I filled Fred in on what happened to Roppongi while we filled up on chow. Scallop sashimi (¥280) all soft and buttery ‘cept without the butter. Tara-no-me tempura (¥350) with a steaming little bowl of kombu broth for the dipping sauce. Crispy shishamo fish (¥300 for three), bit skinny but tasty, eat ’em whole. Maguro Natto (¥350), raw tuna and fermented soy beans. This is Japanese soul food. After big glasses of Dewazakura, a solid sake from Yamagata, we switched to beer for the cool-down. Had we kept drinking sake at that pace, they woulda had’ta get two wheelbarrows to haul us out of there.
Kept eating, though. Fried potatoes, jackets on, ¥200. Then rice for the road. Fred got ikura don (salmon eggs on rice) and I got uni don (sea urchin roe on rice), here only ¥850 each.

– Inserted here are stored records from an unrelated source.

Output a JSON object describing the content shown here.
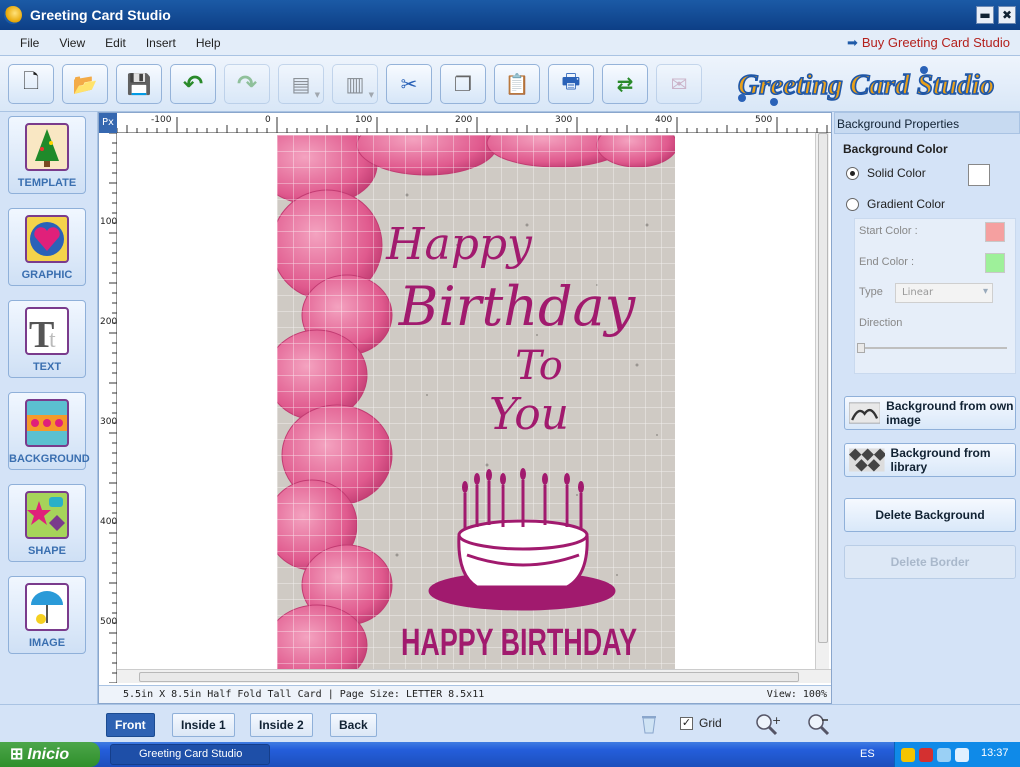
{
  "window": {
    "title": "Greeting Card Studio",
    "min": "▬",
    "close": "✖"
  },
  "menu": {
    "items": [
      "File",
      "View",
      "Edit",
      "Insert",
      "Help"
    ],
    "buy_link": "Buy Greeting Card Studio"
  },
  "toolbar": {
    "buttons": [
      {
        "name": "new-icon",
        "glyph": "🗋"
      },
      {
        "name": "open-folder-icon",
        "glyph": "📂"
      },
      {
        "name": "save-icon",
        "glyph": "💾"
      },
      {
        "name": "undo-icon",
        "glyph": "↶"
      },
      {
        "name": "redo-icon",
        "glyph": "↷"
      },
      {
        "name": "layer-forward-icon",
        "glyph": "▤"
      },
      {
        "name": "layer-back-icon",
        "glyph": "▥"
      },
      {
        "name": "cut-icon",
        "glyph": "✂"
      },
      {
        "name": "copy-icon",
        "glyph": "❐"
      },
      {
        "name": "paste-icon",
        "glyph": "📋"
      },
      {
        "name": "print-icon",
        "glyph": "🖶"
      },
      {
        "name": "share-icon",
        "glyph": "⇄"
      },
      {
        "name": "email-icon",
        "glyph": "✉"
      }
    ],
    "brand": "Greeting Card Studio"
  },
  "left_tools": [
    "TEMPLATE",
    "GRAPHIC",
    "TEXT",
    "BACKGROUND",
    "SHAPE",
    "IMAGE"
  ],
  "ruler": {
    "corner": "Px",
    "h_labels": [
      "-100",
      "0",
      "100",
      "200",
      "300",
      "400",
      "500"
    ],
    "v_labels": [
      "100",
      "200",
      "300",
      "400",
      "500"
    ]
  },
  "card": {
    "line1": "Happy",
    "line2": "Birthday",
    "line3": "To",
    "line4": "You",
    "bottom": "HAPPY BIRTHDAY",
    "accent": "#a11a6e",
    "petal": "#e05a8e"
  },
  "status": {
    "left": "5.5in X 8.5in Half Fold Tall Card | Page Size: LETTER 8.5x11",
    "right": "View: 100%"
  },
  "properties": {
    "header": "Background Properties",
    "section": "Background Color",
    "solid": "Solid Color",
    "gradient": "Gradient Color",
    "start_color": "Start Color :",
    "end_color": "End Color :",
    "type": "Type",
    "type_value": "Linear",
    "direction": "Direction",
    "start_swatch": "#f5a0a0",
    "end_swatch": "#9ef09a",
    "bg_own": "Background from own image",
    "bg_library": "Background from library",
    "delete_bg": "Delete Background",
    "delete_border": "Delete Border"
  },
  "pages": {
    "tabs": [
      "Front",
      "Inside 1",
      "Inside 2",
      "Back"
    ],
    "active": 0,
    "grid": "Grid"
  },
  "taskbar": {
    "start": "Inicio",
    "task": "Greeting Card Studio",
    "lang": "ES",
    "clock": "13:37"
  }
}
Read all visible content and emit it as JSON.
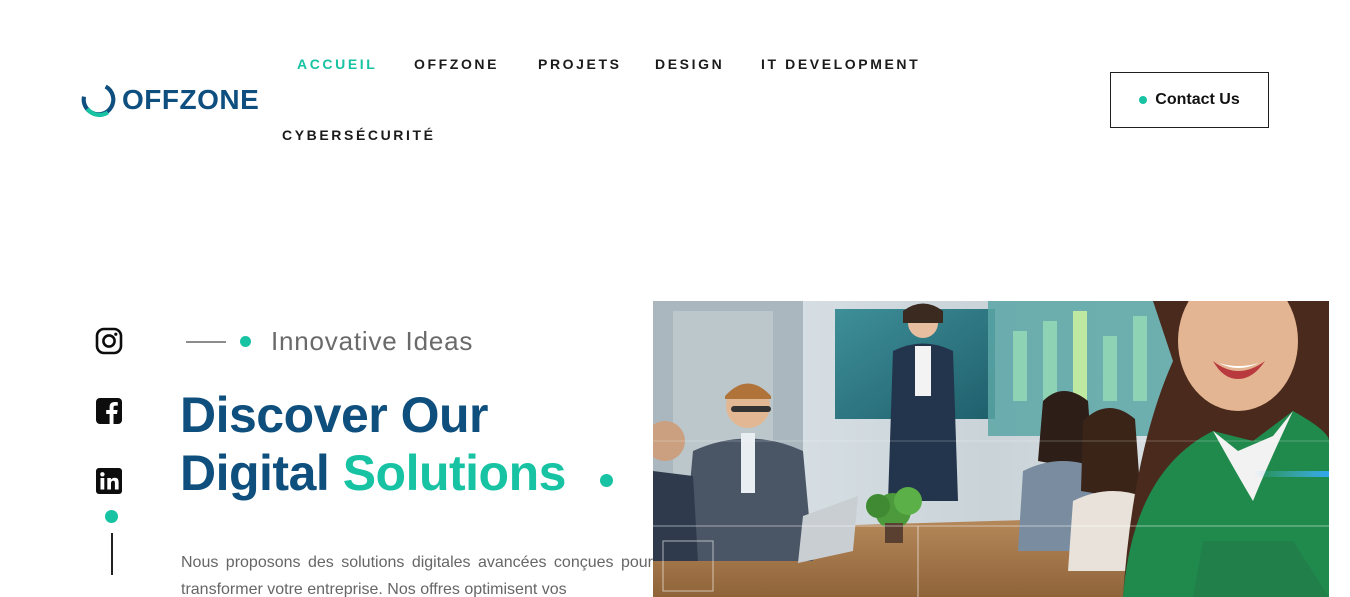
{
  "header": {
    "logo_text": "OFFZONE",
    "nav": [
      {
        "label": "ACCUEIL",
        "active": true
      },
      {
        "label": "OFFZONE",
        "active": false
      },
      {
        "label": "PROJETS",
        "active": false
      },
      {
        "label": "DESIGN",
        "active": false
      },
      {
        "label": "IT DEVELOPMENT",
        "active": false
      },
      {
        "label": "CYBERSÉCURITÉ",
        "active": false
      }
    ],
    "contact_label": "Contact Us"
  },
  "social": {
    "icons": [
      "instagram-icon",
      "facebook-icon",
      "linkedin-icon"
    ]
  },
  "hero": {
    "eyebrow": "Innovative Ideas",
    "headline_line1": "Discover Our",
    "headline_line2_plain": "Digital ",
    "headline_line2_accent": "Solutions",
    "paragraph": "Nous proposons des solutions digitales avancées conçues pour transformer votre entreprise. Nos offres optimisent vos"
  },
  "colors": {
    "accent": "#17c3a3",
    "brand": "#0e4f7d",
    "text": "#1b1b1b",
    "muted": "#666666"
  }
}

You get the picture. Good solid izakaya food and drink. Honest dishes of solid tasty grub for way under ¥1,000. Thing is, you gotta read Japanese or bring someone who can.
Plus, a bunch of decent sakes for between ¥550 and ¥650 for a 180ml glass. You can even get a Hoppy here for ¥300; if you don’t know what that is, never mind. If you do, then you might start singing Happy Days Are Here Again. If you ever get the feeling you’d like to turn the clock back in Roppongi, here’s the place to do it.
WHAT TO EAT
Seafood, cooked or raw. It’s cheap and good.
WHAT TO DRINK
Good sake, or cold beer if you have to.
WHERE TO SIT
At the counter.
HOW MUCH DID IT COST
A bit under ¥3,000.
WHO GOES THERE
Regular stiffs, working in some office. A few women, too.
WHO TO ASK FOR
Akafudaya (Azabu Shop)
5-9-16 Roppongi, Minato-Ku, Tokyo
Dinner: 5pm-5am (to midnight on Sundays and holidays)/em